Some men came down from Judaea and taught the brothers, ‘Unless you have yourselves circumcised in the tradition of Moses you cannot be saved.’ This led to disagreement, and after Paul and Barnabas had had a long argument with these men it was arranged that Paul and Barnabas and others of the church should go up to Jerusalem and discuss the problem with the apostles and elders.
Then the apostles and elders decided to choose delegates to send to Antioch with Paul and Barnabas; the whole church concurred with this. They chose Judas known as Barsabbas and Silas, both leading men in the brotherhood, and gave them this letter to take with them:
‘The apostles and elders, your brothers, send greetings to the brothers of pagan birth in Antioch, Syria and Cilicia. We hear that some of our members have disturbed you with their demands and have unsettled your minds. They acted without any authority from us; and so we have decided unanimously to elect delegates and to send them to you with Barnabas and Paul, men we highly respect who have dedicated their lives to the name of our Lord Jesus Christ. Accordingly we are sending you Judas and Silas, who will confirm by word of mouth what we have written in this letter.
It has been decided by the Holy Spirit and by ourselves not to saddle you with any burden beyond these essentials: you are to abstain from food sacrificed to idols; from blood, from the meat of strangled animals and from fornication. Avoid these, and you will do what is right. Farewell.’
First reading for the 6th Sunday of Easter
The issue then was ‘Do you have to be a Jew to respond most fully to God, to live in covenant with him?’ And the answer was ‘No. Because of Jesus the messianic age has dawned. As prophesied the nations now turn to the God who called Israel to himself. But they come not as Jews but as the nations, in their own right – not in competition with Israel, and not to supersede Israel, but as further parts of the human family, responding to the One God.
The Jews who know Jesus as Lord simply call on the people of the nations who know Jesus as Lord, to be good people, living in accord with their faith in the one God, true to his word.
In our day what have we Christians to say to those beyond our ‘tribe’ How do we honour their difference and – because God is God and they are his creatures – their already being children of God? To Jews? To Muslims? To people of other beliefs?
- Does our belief in the Church, and Baptism, lead us – even unconsciously – to diminish and alienate others?
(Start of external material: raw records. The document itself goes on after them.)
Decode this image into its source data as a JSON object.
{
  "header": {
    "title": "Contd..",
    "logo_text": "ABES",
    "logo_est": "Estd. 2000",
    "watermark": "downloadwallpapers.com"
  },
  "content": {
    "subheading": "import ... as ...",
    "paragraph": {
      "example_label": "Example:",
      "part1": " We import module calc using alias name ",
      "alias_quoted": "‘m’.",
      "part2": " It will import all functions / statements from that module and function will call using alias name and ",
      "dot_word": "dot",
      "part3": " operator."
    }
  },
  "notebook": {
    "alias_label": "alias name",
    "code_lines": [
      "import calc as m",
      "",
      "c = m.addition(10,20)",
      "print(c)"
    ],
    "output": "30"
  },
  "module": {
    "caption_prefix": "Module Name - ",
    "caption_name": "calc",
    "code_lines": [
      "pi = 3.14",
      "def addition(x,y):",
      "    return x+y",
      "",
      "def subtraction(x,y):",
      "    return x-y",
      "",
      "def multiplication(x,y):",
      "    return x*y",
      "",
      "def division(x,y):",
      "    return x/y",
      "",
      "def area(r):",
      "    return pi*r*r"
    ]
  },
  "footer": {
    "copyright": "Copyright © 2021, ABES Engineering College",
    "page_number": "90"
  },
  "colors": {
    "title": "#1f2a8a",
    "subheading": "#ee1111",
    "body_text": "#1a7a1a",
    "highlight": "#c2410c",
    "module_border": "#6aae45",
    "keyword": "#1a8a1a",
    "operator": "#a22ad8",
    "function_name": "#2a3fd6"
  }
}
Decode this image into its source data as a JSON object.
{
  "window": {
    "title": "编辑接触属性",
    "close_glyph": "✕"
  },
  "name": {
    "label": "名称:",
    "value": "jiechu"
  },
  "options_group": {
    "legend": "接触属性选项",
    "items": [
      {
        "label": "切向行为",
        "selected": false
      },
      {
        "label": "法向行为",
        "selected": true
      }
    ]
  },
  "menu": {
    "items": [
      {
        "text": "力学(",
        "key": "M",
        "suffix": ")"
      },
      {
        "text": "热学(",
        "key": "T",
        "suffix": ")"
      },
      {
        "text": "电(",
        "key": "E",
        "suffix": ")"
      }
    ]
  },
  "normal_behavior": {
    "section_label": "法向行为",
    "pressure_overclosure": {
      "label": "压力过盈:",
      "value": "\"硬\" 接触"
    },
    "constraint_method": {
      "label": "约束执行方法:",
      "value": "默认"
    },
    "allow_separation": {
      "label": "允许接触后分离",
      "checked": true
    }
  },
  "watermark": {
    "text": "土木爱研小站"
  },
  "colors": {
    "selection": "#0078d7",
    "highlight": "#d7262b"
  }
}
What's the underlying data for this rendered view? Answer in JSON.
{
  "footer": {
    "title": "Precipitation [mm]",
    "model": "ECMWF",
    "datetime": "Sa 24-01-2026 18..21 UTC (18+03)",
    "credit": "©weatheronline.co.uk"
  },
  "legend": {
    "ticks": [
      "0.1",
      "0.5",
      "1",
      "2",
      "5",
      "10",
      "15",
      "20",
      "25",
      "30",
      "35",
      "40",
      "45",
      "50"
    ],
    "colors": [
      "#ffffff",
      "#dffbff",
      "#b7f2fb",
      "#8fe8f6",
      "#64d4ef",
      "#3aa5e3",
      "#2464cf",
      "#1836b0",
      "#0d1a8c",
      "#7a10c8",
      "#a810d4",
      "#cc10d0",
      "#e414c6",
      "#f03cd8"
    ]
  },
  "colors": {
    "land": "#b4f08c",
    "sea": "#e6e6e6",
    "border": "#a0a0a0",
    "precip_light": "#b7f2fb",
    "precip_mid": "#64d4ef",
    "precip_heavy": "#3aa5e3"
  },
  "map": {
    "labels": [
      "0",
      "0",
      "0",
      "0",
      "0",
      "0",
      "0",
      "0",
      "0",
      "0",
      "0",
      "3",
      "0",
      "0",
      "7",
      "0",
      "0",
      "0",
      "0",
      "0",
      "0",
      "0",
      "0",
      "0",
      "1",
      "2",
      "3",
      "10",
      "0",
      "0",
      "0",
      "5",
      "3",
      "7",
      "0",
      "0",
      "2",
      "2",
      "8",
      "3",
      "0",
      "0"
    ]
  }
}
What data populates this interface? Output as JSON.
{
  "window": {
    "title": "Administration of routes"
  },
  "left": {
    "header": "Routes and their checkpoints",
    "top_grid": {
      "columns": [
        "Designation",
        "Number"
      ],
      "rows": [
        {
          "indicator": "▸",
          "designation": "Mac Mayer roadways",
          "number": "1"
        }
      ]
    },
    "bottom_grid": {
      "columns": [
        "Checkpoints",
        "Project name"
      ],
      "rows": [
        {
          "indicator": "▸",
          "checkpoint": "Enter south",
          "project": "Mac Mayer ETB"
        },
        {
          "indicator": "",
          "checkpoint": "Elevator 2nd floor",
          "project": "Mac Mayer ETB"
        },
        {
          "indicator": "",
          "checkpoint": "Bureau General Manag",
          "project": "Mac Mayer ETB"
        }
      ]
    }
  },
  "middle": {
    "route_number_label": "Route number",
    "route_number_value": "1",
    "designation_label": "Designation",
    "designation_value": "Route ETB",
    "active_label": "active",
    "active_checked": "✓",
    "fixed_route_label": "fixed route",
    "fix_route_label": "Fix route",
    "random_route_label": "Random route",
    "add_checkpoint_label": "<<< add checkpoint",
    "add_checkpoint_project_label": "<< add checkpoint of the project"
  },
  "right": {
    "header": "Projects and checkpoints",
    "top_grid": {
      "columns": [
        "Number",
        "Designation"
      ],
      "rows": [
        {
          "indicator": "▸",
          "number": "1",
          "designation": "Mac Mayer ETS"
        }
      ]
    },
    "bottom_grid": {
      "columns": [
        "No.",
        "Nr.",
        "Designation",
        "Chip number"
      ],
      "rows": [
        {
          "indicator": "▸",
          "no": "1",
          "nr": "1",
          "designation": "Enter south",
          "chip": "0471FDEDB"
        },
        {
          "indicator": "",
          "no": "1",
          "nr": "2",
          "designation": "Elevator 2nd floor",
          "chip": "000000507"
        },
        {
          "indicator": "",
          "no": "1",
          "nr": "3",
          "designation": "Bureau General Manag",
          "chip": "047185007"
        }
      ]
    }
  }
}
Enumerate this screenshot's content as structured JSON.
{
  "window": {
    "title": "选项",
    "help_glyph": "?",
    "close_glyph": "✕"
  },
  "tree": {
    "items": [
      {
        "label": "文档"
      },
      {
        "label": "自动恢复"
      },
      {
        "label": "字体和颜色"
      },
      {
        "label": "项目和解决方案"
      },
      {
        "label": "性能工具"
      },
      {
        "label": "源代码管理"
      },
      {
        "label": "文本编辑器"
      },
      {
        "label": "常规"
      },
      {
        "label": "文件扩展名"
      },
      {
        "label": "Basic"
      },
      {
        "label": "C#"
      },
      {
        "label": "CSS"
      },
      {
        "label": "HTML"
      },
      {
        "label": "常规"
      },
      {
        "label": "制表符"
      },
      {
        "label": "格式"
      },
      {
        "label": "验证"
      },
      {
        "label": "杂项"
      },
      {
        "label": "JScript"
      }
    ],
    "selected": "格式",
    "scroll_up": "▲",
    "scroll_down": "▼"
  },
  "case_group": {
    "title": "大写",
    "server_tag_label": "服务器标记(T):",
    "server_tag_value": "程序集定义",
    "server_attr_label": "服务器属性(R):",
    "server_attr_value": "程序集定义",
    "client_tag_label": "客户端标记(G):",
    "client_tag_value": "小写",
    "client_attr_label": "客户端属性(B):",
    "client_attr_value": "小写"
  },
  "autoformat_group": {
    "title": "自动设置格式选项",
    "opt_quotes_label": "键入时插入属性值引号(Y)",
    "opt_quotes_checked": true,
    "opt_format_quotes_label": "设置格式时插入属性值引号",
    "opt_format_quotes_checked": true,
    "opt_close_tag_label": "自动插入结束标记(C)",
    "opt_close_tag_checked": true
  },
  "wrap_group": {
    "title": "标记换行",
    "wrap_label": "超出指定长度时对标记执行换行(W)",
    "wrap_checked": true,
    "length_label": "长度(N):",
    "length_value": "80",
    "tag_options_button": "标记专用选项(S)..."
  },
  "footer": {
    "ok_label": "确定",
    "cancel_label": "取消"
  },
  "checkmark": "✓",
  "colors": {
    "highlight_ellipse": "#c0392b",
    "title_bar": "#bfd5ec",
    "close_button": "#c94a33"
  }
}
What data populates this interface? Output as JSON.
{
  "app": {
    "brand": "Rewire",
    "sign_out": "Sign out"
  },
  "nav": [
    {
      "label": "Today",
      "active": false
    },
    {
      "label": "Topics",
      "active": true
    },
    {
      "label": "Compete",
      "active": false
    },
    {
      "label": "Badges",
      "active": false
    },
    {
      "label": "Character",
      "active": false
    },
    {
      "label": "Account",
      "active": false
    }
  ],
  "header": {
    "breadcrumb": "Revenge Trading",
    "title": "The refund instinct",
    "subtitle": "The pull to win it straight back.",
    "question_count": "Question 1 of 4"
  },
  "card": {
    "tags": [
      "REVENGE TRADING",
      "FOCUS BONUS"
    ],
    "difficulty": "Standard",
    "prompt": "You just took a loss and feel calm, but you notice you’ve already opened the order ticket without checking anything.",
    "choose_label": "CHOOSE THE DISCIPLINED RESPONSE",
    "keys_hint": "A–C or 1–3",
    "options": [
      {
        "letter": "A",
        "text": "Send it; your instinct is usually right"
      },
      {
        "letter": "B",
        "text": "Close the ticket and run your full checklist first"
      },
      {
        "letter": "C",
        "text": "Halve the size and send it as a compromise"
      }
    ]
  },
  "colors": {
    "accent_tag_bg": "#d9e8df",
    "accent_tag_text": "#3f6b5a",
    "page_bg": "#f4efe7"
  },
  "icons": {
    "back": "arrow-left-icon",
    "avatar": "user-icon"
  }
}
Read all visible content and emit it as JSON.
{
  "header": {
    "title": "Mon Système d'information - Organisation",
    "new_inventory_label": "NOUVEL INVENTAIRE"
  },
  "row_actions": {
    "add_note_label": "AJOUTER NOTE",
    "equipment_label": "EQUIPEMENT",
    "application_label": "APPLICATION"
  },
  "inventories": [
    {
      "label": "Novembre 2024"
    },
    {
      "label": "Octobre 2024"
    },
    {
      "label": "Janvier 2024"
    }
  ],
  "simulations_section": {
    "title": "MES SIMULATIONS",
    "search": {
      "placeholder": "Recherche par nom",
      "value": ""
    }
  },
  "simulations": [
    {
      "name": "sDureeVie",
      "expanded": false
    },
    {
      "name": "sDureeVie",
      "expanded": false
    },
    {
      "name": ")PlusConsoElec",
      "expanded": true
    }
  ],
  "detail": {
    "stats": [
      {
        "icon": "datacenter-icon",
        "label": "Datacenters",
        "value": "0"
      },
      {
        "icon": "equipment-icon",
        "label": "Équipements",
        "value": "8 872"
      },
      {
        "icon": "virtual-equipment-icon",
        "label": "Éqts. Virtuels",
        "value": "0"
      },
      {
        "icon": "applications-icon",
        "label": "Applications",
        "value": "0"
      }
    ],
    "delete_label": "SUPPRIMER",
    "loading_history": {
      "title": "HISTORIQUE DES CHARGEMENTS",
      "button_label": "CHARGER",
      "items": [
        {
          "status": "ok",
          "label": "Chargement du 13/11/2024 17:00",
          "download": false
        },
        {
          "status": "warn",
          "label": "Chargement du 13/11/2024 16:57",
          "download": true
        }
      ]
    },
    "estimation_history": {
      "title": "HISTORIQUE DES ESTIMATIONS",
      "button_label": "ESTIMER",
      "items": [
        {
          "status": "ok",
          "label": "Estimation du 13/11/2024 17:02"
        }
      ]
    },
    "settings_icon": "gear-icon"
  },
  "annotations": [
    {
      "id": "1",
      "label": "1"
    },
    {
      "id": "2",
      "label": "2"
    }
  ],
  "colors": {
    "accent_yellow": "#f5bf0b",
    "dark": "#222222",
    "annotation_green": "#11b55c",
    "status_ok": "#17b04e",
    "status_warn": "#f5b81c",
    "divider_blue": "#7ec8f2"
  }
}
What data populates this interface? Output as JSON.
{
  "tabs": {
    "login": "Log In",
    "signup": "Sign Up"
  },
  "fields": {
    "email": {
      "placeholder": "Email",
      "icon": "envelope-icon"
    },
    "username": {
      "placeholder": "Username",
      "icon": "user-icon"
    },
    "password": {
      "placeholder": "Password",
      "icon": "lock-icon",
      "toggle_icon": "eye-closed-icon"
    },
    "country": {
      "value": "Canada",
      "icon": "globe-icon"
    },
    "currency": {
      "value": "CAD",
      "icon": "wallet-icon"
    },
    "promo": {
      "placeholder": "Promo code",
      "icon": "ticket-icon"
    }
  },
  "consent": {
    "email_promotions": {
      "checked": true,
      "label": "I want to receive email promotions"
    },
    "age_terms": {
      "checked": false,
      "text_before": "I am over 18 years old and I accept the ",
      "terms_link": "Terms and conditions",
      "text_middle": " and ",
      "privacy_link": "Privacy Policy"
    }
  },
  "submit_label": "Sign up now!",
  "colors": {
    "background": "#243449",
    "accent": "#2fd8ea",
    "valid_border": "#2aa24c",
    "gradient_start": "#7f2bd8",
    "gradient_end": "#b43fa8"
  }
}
- Or does our belief in God and virtue allow us to recognise and honour – and be assisted by – all that is good and godly in them?
Stained glass. Couvent des Jacobins, Toulouse. Photograph (c) 2018, Allen Morris.